Even if you are only able to provide a skinny 2ft x 8ft strip of outdoor space or a balcony enclosure.... Natural sun is SO good for tortoises. Doesn't have to be giant to begin with.
 

Dragonflii

New Member
Joined
Aug 1, 2021
Messages
6
Location (City and/or State)
UK
What is a chigger? and is that a courgette flower in one photo please?
 

biochemnerd808

Well-Known Member
5 Year Member
Joined
Nov 3, 2012
Messages
1,287
Location (City and/or State)
SW WA
What is a chigger? and is that a courgette flower in one photo please?
The yellow flower is a daylily.

Chiggers or chigger mites are the larval stage of a mite. They bite people and other animals in the larval stage. Later, they only drink plant juice... But they make some very itchy awful welts. Google can give more info. ;)
 

Dragonflii

New Member
Joined
Aug 1, 2021
Messages
6
Location (City and/or State)
UK
The yellow flower is a daylily.
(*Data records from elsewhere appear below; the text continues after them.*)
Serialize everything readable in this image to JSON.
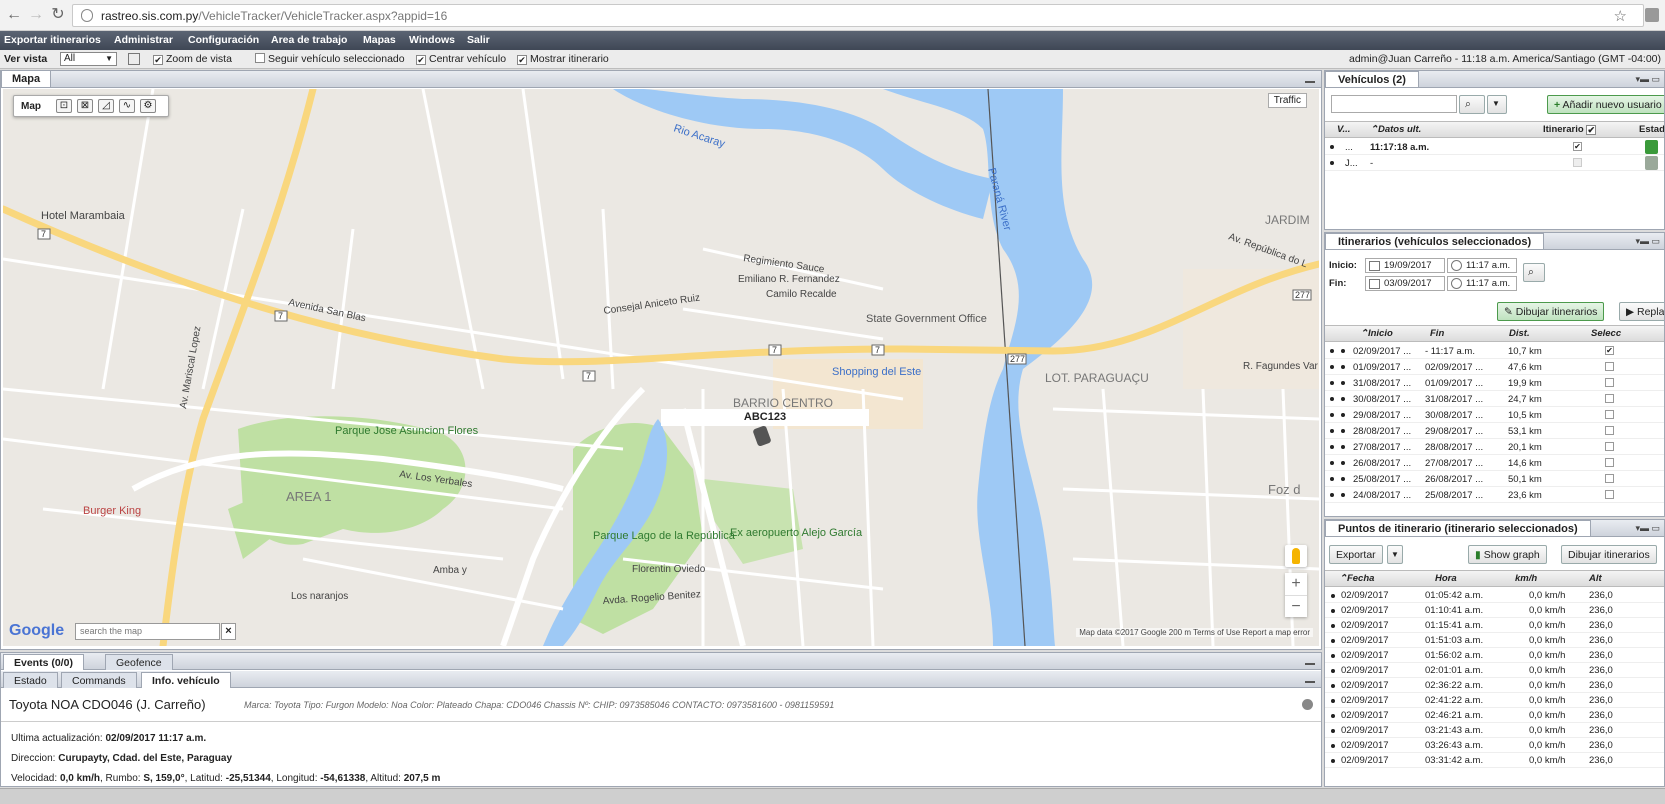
{
  "browser": {
    "url_host": "rastreo.sis.com.py",
    "url_path": "/VehicleTracker/VehicleTracker.aspx?appid=16"
  },
  "menu": [
    "Exportar itinerarios",
    "Administrar",
    "Configuración",
    "Area de trabajo",
    "Mapas",
    "Windows",
    "Salir"
  ],
  "toolbar": {
    "ver_vista_label": "Ver vista",
    "ver_vista_value": "All",
    "zoom_de_vista": "Zoom de vista",
    "seguir_vehiculo": "Seguir vehículo seleccionado",
    "centrar_vehiculo": "Centrar vehículo",
    "mostrar_itinerario": "Mostrar itinerario",
    "user_info": "admin@Juan Carreño - 11:18 a.m. America/Santiago (GMT -04:00)"
  },
  "map_panel": {
    "title": "Mapa",
    "map_label": "Map",
    "traffic": "Traffic",
    "vehicle_label": "ABC123",
    "search_placeholder": "search the map",
    "close": "×",
    "google": "Google",
    "attribution": "Map data ©2017 Google    200 m          Terms of Use    Report a map error",
    "zoom_in": "+",
    "zoom_out": "−",
    "places": {
      "hotel": "Hotel Marambaia",
      "state_gov": "State Government Office",
      "shopping": "Shopping del Este",
      "barrio": "BARRIO CENTRO",
      "parque_jose": "Parque Jose Asuncion Flores",
      "area1": "AREA 1",
      "burger": "Burger King",
      "lago": "Lago de la Republica",
      "parque_lago": "Parque Lago de la República",
      "aeropuerto": "Ex aeropuerto Alejo García",
      "rio_acaray": "Rio Acaray",
      "parana": "Paraná River",
      "lot_paraguacu": "LOT. PARAGUAÇU",
      "jardim": "JARDIM",
      "foz": "Foz d",
      "av_san_blas": "Avenida San Blas",
      "av_mariscal": "Av. Mariscal Lopez",
      "av_mariscal_2": "Av. Mariscal López",
      "florentin": "Florentin Oviedo",
      "rogelio": "Avda. Rogelio Benitez",
      "amba": "Amba y",
      "naranjos": "Los naranjos",
      "av_los_yerbales": "Av. Los Yerbales",
      "emiliano": "Emiliano R. Fernandez",
      "camilo": "Camilo Recalde",
      "consejal": "Consejal Aniceto Ruiz",
      "regimiento": "Regimiento Sauce",
      "av_republica": "Av. República do L",
      "av_fagundes": "R. Fagundes Var"
    }
  },
  "info_panel": {
    "events_tab": "Events (0/0)",
    "geofence_tab": "Geofence",
    "tabs": [
      "Estado",
      "Commands",
      "Info. vehículo"
    ],
    "vehicle_title": "Toyota NOA CDO046 (J. Carreño)",
    "vehicle_meta": "Marca: Toyota Tipo: Furgon Modelo: Noa Color: Plateado Chapa: CDO046 Chassis Nº: CHIP: 0973585046 CONTACTO: 0973581600 - 0981159591",
    "ultima_label": "Ultima actualización:",
    "ultima_value": "02/09/2017 11:17 a.m.",
    "direccion_label": "Direccion:",
    "direccion_value": "Curupayty, Cdad. del Este, Paraguay",
    "velocidad_label": "Velocidad:",
    "velocidad_value": "0,0 km/h",
    "rumbo_label": "Rumbo:",
    "rumbo_value": "S, 159,0°",
    "latitud_label": "Latitud:",
    "latitud_value": "-25,51344",
    "longitud_label": "Longitud:",
    "longitud_value": "-54,61338",
    "altitud_label": "Altitud:",
    "altitud_value": "207,5 m"
  },
  "vehicles_panel": {
    "title": "Vehículos (2)",
    "add_user": "Añadir nuevo usuario",
    "col_v": "V...",
    "col_datos": "Datos ult.",
    "col_itinerario": "Itinerario",
    "col_estado": "Estad",
    "rows": [
      {
        "v": "...",
        "datos": "11:17:18 a.m.",
        "itin": "✔",
        "status_color": "#3a9a3a"
      },
      {
        "v": "J...",
        "datos": "-",
        "itin": "",
        "status_color": "#9aa99a"
      }
    ]
  },
  "itinerarios_panel": {
    "title": "Itinerarios (vehículos seleccionados)",
    "inicio_label": "Inicio:",
    "fin_label": "Fin:",
    "inicio_date": "19/09/2017",
    "inicio_time": "11:17 a.m.",
    "fin_date": "03/09/2017",
    "fin_time": "11:17 a.m.",
    "dibujar": "Dibujar itinerarios",
    "replay": "Repla",
    "cols": [
      "Inicio",
      "Fin",
      "Dist.",
      "Selecc"
    ],
    "rows": [
      {
        "inicio": "02/09/2017 ...",
        "fin": "- 11:17 a.m.",
        "dist": "10,7 km",
        "sel": "✔"
      },
      {
        "inicio": "01/09/2017 ...",
        "fin": "02/09/2017 ...",
        "dist": "47,6 km",
        "sel": ""
      },
      {
        "inicio": "31/08/2017 ...",
        "fin": "01/09/2017 ...",
        "dist": "19,9 km",
        "sel": ""
      },
      {
        "inicio": "30/08/2017 ...",
        "fin": "31/08/2017 ...",
        "dist": "24,7 km",
        "sel": ""
      },
      {
        "inicio": "29/08/2017 ...",
        "fin": "30/08/2017 ...",
        "dist": "10,5 km",
        "sel": ""
      },
      {
        "inicio": "28/08/2017 ...",
        "fin": "29/08/2017 ...",
        "dist": "53,1 km",
        "sel": ""
      },
      {
        "inicio": "27/08/2017 ...",
        "fin": "28/08/2017 ...",
        "dist": "20,1 km",
        "sel": ""
      },
      {
        "inicio": "26/08/2017 ...",
        "fin": "27/08/2017 ...",
        "dist": "14,6 km",
        "sel": ""
      },
      {
        "inicio": "25/08/2017 ...",
        "fin": "26/08/2017 ...",
        "dist": "50,1 km",
        "sel": ""
      },
      {
        "inicio": "24/08/2017 ...",
        "fin": "25/08/2017 ...",
        "dist": "23,6 km",
        "sel": ""
      }
    ]
  },
  "puntos_panel": {
    "title": "Puntos de itinerario (itinerario seleccionados)",
    "exportar": "Exportar",
    "show_graph": "Show graph",
    "dibujar": "Dibujar itinerarios",
    "cols": [
      "Fecha",
      "Hora",
      "km/h",
      "Alt"
    ],
    "rows": [
      {
        "fecha": "02/09/2017",
        "hora": "01:05:42 a.m.",
        "kmh": "0,0 km/h",
        "alt": "236,0"
      },
      {
        "fecha": "02/09/2017",
        "hora": "01:10:41 a.m.",
        "kmh": "0,0 km/h",
        "alt": "236,0"
      },
      {
        "fecha": "02/09/2017",
        "hora": "01:15:41 a.m.",
        "kmh": "0,0 km/h",
        "alt": "236,0"
      },
      {
        "fecha": "02/09/2017",
        "hora": "01:51:03 a.m.",
        "kmh": "0,0 km/h",
        "alt": "236,0"
      },
      {
        "fecha": "02/09/2017",
        "hora": "01:56:02 a.m.",
        "kmh": "0,0 km/h",
        "alt": "236,0"
      },
      {
        "fecha": "02/09/2017",
        "hora": "02:01:01 a.m.",
        "kmh": "0,0 km/h",
        "alt": "236,0"
      },
      {
        "fecha": "02/09/2017",
        "hora": "02:36:22 a.m.",
        "kmh": "0,0 km/h",
        "alt": "236,0"
      },
      {
        "fecha": "02/09/2017",
        "hora": "02:41:22 a.m.",
        "kmh": "0,0 km/h",
        "alt": "236,0"
      },
      {
        "fecha": "02/09/2017",
        "hora": "02:46:21 a.m.",
        "kmh": "0,0 km/h",
        "alt": "236,0"
      },
      {
        "fecha": "02/09/2017",
        "hora": "03:21:43 a.m.",
        "kmh": "0,0 km/h",
        "alt": "236,0"
      },
      {
        "fecha": "02/09/2017",
        "hora": "03:26:43 a.m.",
        "kmh": "0,0 km/h",
        "alt": "236,0"
      },
      {
        "fecha": "02/09/2017",
        "hora": "03:31:42 a.m.",
        "kmh": "0,0 km/h",
        "alt": "236,0"
      }
    ]
  }
}
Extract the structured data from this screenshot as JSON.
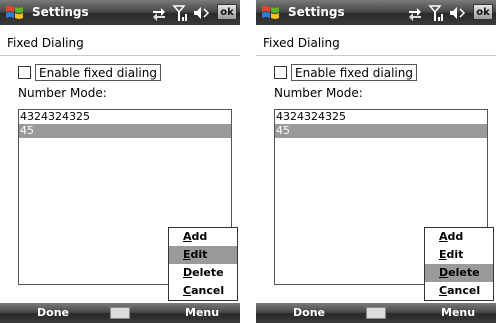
{
  "screens": [
    {
      "title_bar": {
        "title": "Settings",
        "ok_label": "ok"
      },
      "page_title": "Fixed Dialing",
      "enable_checkbox": {
        "label": "Enable fixed dialing",
        "checked": false
      },
      "number_mode_label": "Number Mode:",
      "numbers": [
        {
          "value": "4324324325",
          "selected": false
        },
        {
          "value": "45",
          "selected": true
        }
      ],
      "menu": {
        "items": [
          {
            "accel": "A",
            "rest": "dd",
            "selected": false
          },
          {
            "accel": "E",
            "rest": "dit",
            "selected": true
          },
          {
            "accel": "D",
            "rest": "elete",
            "selected": false
          },
          {
            "accel": "C",
            "rest": "ancel",
            "selected": false
          }
        ]
      },
      "softkeys": {
        "left": "Done",
        "right": "Menu"
      }
    },
    {
      "title_bar": {
        "title": "Settings",
        "ok_label": "ok"
      },
      "page_title": "Fixed Dialing",
      "enable_checkbox": {
        "label": "Enable fixed dialing",
        "checked": false
      },
      "number_mode_label": "Number Mode:",
      "numbers": [
        {
          "value": "4324324325",
          "selected": false
        },
        {
          "value": "45",
          "selected": true
        }
      ],
      "menu": {
        "items": [
          {
            "accel": "A",
            "rest": "dd",
            "selected": false
          },
          {
            "accel": "E",
            "rest": "dit",
            "selected": false
          },
          {
            "accel": "D",
            "rest": "elete",
            "selected": true
          },
          {
            "accel": "C",
            "rest": "ancel",
            "selected": false
          }
        ]
      },
      "softkeys": {
        "left": "Done",
        "right": "Menu"
      }
    }
  ],
  "icons": {
    "start": "windows-start-icon",
    "sync": "activesync-icon",
    "signal": "signal-strength-icon",
    "volume": "speaker-icon",
    "keyboard": "keyboard-icon"
  }
}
Chiggers or chigger mites are the larval stage of a mite. They bite people and other animals in the larval stage. Later, they only drink plant juice... But they make some very itchy awful welts. Google can give more info. ;)
I see, thank you.
 

Gijoux

Well-Known Member
Tortoise Club
5 Year Member
Platinum Tortoise Club
Joined
May 28, 2014
Messages
415
Location (City and/or State)
Southern California
The yellow flower is a daylily.

Chiggers or chigger mites are the larval stage of a mite. They bite people and other animals in the larval stage. Later, they only drink plant juice... But they make some very itchy awful welts. Google can give more info. ;)
I thought I read that Daylilies were not good for tortoises to eat.
 
TortoiseSupply.com

New Posts

Top